If you have a cell phone you have probably heard of Clash of Clans. You know, that game where you build your village, and then train an army and attack other people’s villages? Yeah, well, I downloaded that game after hearing about it from a friend. And it’s pretty great.
The main idea of Clash of Clans is simple. You build a virtual village, with defenses, resource collectors, and other things. The reason you need defenses is that other people can train an army to attack your base. Of course, you can do the same, if you want to. It is not necessary, although it has bonuses, as when you loot a base you get resources. Why do you need resources? To train your army, build new buildings, and upgrade existing buildings. All this might sound a little boring, but I can assure you it’s all fun and addicting. And what better way to have fun with your friends than to play Clash of Clans with them? That’s when the “clan” part of Clash of Clans comes in.
A clan is a group of players. These players can donate troops to each other, battle together, and chat. There are different “ranks” in the clans, and the players with higher ranks can send mail to other clan-mates, and promote other players. The top rank is “leader” which, as you can tell, is the leader of the clan. The leader alone can change the clan settings, such as the symbol of the clan, the description, and their war frequency. That “war” I just mentioned? It’s called a clan war. Two clans go against each other, attacking the opposite clan’s war villages, which are the villages used in clan wars. Supercell, the maker of Clash of Clans, obviously wanted Clash of Clans to be a huge multiplayer hit, and added lots of bonuses to joining a clan.

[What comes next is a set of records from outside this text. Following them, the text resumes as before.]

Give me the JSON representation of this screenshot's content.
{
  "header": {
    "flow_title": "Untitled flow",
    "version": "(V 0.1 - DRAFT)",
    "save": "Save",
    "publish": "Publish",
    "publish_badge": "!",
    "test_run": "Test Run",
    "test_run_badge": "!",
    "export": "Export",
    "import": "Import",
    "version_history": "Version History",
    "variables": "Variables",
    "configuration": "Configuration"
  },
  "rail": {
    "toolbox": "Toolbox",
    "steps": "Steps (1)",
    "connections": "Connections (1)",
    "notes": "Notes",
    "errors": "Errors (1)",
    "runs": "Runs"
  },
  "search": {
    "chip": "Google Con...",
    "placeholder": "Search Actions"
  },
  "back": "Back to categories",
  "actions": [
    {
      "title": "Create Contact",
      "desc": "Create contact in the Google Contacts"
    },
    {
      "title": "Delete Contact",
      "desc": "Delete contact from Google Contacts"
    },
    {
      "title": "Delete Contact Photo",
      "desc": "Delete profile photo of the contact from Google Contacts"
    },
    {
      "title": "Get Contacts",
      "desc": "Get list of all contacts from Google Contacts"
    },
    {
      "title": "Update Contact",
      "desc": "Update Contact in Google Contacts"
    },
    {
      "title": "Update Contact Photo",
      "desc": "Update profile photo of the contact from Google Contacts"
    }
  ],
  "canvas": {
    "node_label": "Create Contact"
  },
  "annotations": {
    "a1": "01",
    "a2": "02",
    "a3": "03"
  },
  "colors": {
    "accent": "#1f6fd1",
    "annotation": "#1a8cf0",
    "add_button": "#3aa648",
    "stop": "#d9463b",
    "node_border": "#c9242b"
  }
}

Clash of Clans is a really popular game. It has spawned some copycats that have some interesting features I think could really fit in with Clash of Clans, but when it comes to these games, the original is always the best.